However, I’ve been getting lucky lately a little more often than I have in the past. I had toyed around with the design of my new book and I got to the place where I felt it was nearly acceptable. I received some feedback from folks, mostly positive, and kept messing with the minutia until I thought I was finished. I was even going to seek some professional help to clean it up and then design the book’s sequel. I had tried once to use the same template to create book 2 but it was disastrous, so I abandoned the idea.

Until about a week ago. For some reason, on a particularly creative and cocky day, I decided to work on book 2 again. And voila! Within a matter of 10 minutes, I got lucky. Perfect photo, edited into the background, I was amazed at how good it looked. It was in fact way better than the cover I thought was acceptable for book 1. This burst of creativity led me to try to create a cover for book 3, even though I haven’t written it yet. After another short period of creation, I had book 3, it looked fantastic, way better, in fact than that book 1. I was lucky again. Twice in one week.

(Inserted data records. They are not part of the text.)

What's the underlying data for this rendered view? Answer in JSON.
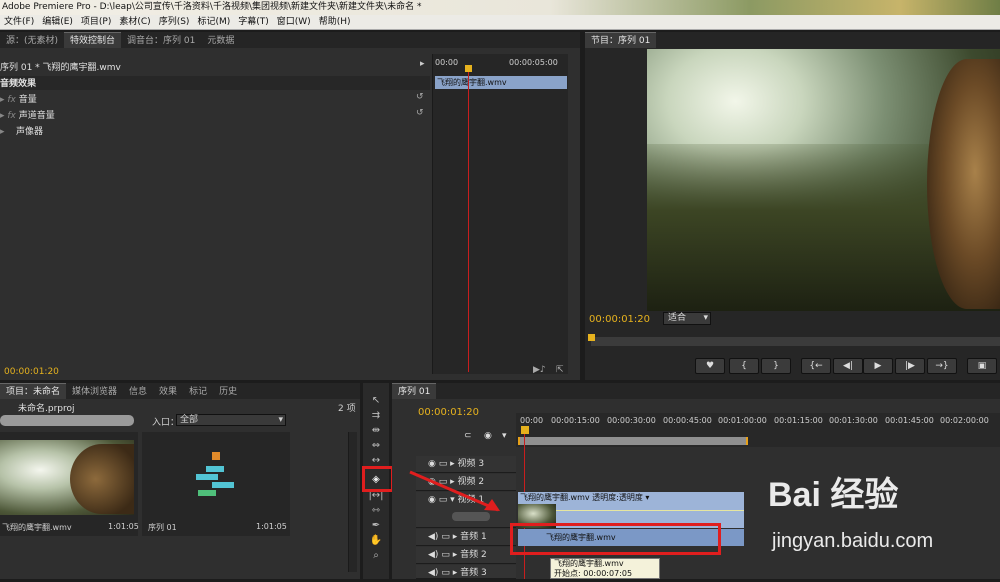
{
  "app": {
    "title": "Adobe Premiere Pro - D:\\leap\\公司宣传\\千洛资料\\千洛视频\\集团视频\\新建文件夹\\新建文件夹\\未命名 *"
  },
  "menu": [
    "文件(F)",
    "编辑(E)",
    "项目(P)",
    "素材(C)",
    "序列(S)",
    "标记(M)",
    "字幕(T)",
    "窗口(W)",
    "帮助(H)"
  ],
  "source_panel": {
    "tabs": [
      "源：(无素材)",
      "特效控制台",
      "调音台：序列 01",
      "元数据"
    ],
    "sequence_label": "序列 01 * 飞翔的鹰宇翻.wmv",
    "section": "音频效果",
    "effects": [
      "音量",
      "声道音量",
      "声像器"
    ],
    "time_start": "00:00",
    "time_end": "00:00:05:00",
    "clip_name": "飞翔的鹰宇翻.wmv",
    "timecode": "00:00:01:20"
  },
  "program_panel": {
    "tab": "节目：序列 01",
    "timecode": "00:00:01:20",
    "zoom": "适合"
  },
  "project_panel": {
    "tabs": [
      "项目：未命名",
      "媒体浏览器",
      "信息",
      "效果",
      "标记",
      "历史"
    ],
    "item_count": "2 项",
    "project_file": "未命名.prproj",
    "in_label": "入口：",
    "in_value": "全部",
    "items": [
      {
        "name": "飞翔的鹰宇翻.wmv",
        "duration": "1:01:05"
      },
      {
        "name": "序列 01",
        "duration": "1:01:05"
      }
    ]
  },
  "timeline": {
    "tab": "序列 01",
    "timecode": "00:00:01:20",
    "ruler": [
      "00:00",
      "00:00:15:00",
      "00:00:30:00",
      "00:00:45:00",
      "00:01:00:00",
      "00:01:15:00",
      "00:01:30:00",
      "00:01:45:00",
      "00:02:00:00"
    ],
    "tracks": [
      "视频 3",
      "视频 2",
      "视频 1",
      "音频 1",
      "音频 2",
      "音频 3"
    ],
    "video_clip": "飞翔的鹰宇翻.wmv",
    "video_clip_effect": "透明度:透明度",
    "audio_clip": "飞翔的鹰宇翻.wmv",
    "tooltip_name": "飞翔的鹰宇翻.wmv",
    "tooltip_start": "开始点: 00:00:07:05"
  },
  "watermark": {
    "brand": "Bai 经验",
    "url": "jingyan.baidu.com"
  },
  "colors": {
    "timecode": "#e6b21e",
    "playhead": "#c81e1e",
    "highlight": "#e01e1e",
    "clip": "#8aa3c9"
  }
}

That made me go back to the book 1 cover again and I started a redesign, one that I never would have thought of six months ago as I was designing it. One idea led to the next and I finagled enough luck out of my keyboard to substantially improve the cover for book 1.

So is it luck? Or am I getting better?

I’m convinced that’s it both. I’m not a good enough designer that I can set out with a goal in mind and make it happen. Oh no, those are the real artists. But I am at the point where I can take what I have, work with a bunch of scenarios until I will hopefully come across one combination which I will be satisfied with.

That’s where I am with Photoshop. I can easily spend three enjoyable hours cutting, erasing, editing, recoloring, combining, and importing all kinds of items in the search of the elusive good design. It’s a welcome respite from writing, a different type of creativity which is fun and challenging.

So whatever it is that you enjoy doing, even though you feel like an amateur, keep at it. You might find that you end up getting lucky more often than not. And soon you’ll realize that your luckiness is not the result of random accidents.

NOTE: I’ll be releasing these covers in the near future. Hope you like them.